Ashby said she first diagnosed herself with the impostor syndrome at age 42, and before then, she simply dealt with its effects without knowing how to cope with it.

“That’s a hard life,” she said. “You don’t have to do that.”

Ashby asked who in the crowd thought they might experience the impostor syndrome in their daily life. She said she used to deal with its effects often and said compliments can hurt with imposter syndrome.

“I’m thinking, oh my God, they think I can do this, and then … it’s pain. I laugh about this a lot because it’s actually painful,” she said.

Ashby tried to give audience members a few key ways to cope with impostor syndrome.

“One of the first things you have to do is not to walk around with this and not tell anybody,” she said. “You’re going to need some friends. No, no, no, I’m talking about real friends. Trusted friends. They will validate your feelings, but not your incorrect thinking.”

Ashby said it's normal for people to doubt themselves.

“Doubt does not make you a fraud,” she said.

As she learned about impostor syndrome, Ashby said she learned the importance of building up self-esteem and seeking validation from within by celebrating the small, good things in life.
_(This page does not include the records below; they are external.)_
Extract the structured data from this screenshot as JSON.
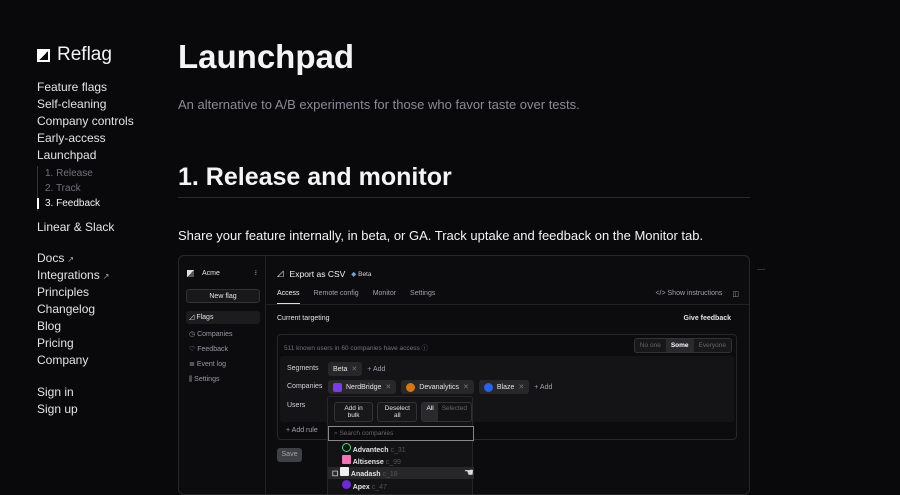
{
  "brand": "Reflag",
  "nav": [
    "Feature flags",
    "Self-cleaning",
    "Company controls",
    "Early-access",
    "Launchpad"
  ],
  "subnav": [
    "1. Release",
    "2. Track",
    "3. Feedback"
  ],
  "nav2": [
    "Linear & Slack"
  ],
  "nav3": [
    {
      "label": "Docs",
      "ext": "↗"
    },
    {
      "label": "Integrations",
      "ext": "↗"
    },
    {
      "label": "Principles"
    },
    {
      "label": "Changelog"
    },
    {
      "label": "Blog"
    },
    {
      "label": "Pricing"
    },
    {
      "label": "Company"
    }
  ],
  "auth": [
    "Sign in",
    "Sign up"
  ],
  "title": "Launchpad",
  "lead": "An alternative to A/B experiments for those who favor taste over tests.",
  "section": "1. Release and monitor",
  "para": "Share your feature internally, in beta, or GA. Track uptake and feedback on the Monitor tab.",
  "app": {
    "org": "Acme",
    "new_flag": "New flag",
    "menu": [
      "Flags",
      "Companies",
      "Feedback",
      "Event log",
      "Settings"
    ],
    "flag": "Export as CSV",
    "stage": "Beta",
    "tabs": [
      "Access",
      "Remote config",
      "Monitor",
      "Settings"
    ],
    "show_instructions": "Show instructions",
    "current_targeting": "Current targeting",
    "give_feedback": "Give feedback",
    "summary": "511 known users in 60 companies have access",
    "modes": [
      "No one",
      "Some",
      "Everyone"
    ],
    "segments_label": "Segments",
    "segment": "Beta",
    "add": "Add",
    "companies_label": "Companies",
    "companies": [
      "NerdBridge",
      "Devanalytics",
      "Blaze"
    ],
    "users_label": "Users",
    "add_bulk": "Add in bulk",
    "deselect": "Deselect all",
    "all": "All",
    "selected": "Selected",
    "search_placeholder": "Search companies",
    "results": [
      {
        "name": "Advantech",
        "id": "c_31"
      },
      {
        "name": "Altisense",
        "id": "c_99"
      },
      {
        "name": "Anadash",
        "id": "c_18"
      },
      {
        "name": "Apex",
        "id": "c_47"
      }
    ],
    "add_rule": "Add rule",
    "save": "Save"
  }
}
“As the dean, I am in charge of the chair of the department of physics,” she said. “I got a C in physics. Perfect[ion] is not required. When I would get my C+ on a physics exam, I should have been dancing! That’s a small good thing.”

When things go awry, Ashby said it’s important to let go of the mistakes as they come. She said people dealing with impostor syndrome often feel like they should have mastered everything already, but it’s just not possible and mistakes happen no matter what you do.

“You are not the mistake, she said. “You made a mistake. If you’re not making mistakes, you’re not doing anything. Nothing risky, nothing cutting edge, nothing creative. It can’t go perfectly.”

While undergraduate and graduate students often fall prone to overcommitting, Ashby gave advice on how to combat the urge to take every opportunity given. She said that although high achievers can do many things well, it’s important to only do the things that are great for you right now.

“I start with a blank calendar, and I put everything that is required for my self-care on first,” she said. “If we put ourselves on the calendar, you treat yourself like an appointment. I have an appointment with me. Because people will always want more from you than you can give.”

Ultimately, Ashby said dealing with the effects of impostor syndrome is important not only for yourself but also your friends and family.

“I love my life. There are a lot of people counting on me,” she said. “If I don’t take care of me, I have nothing to give them.”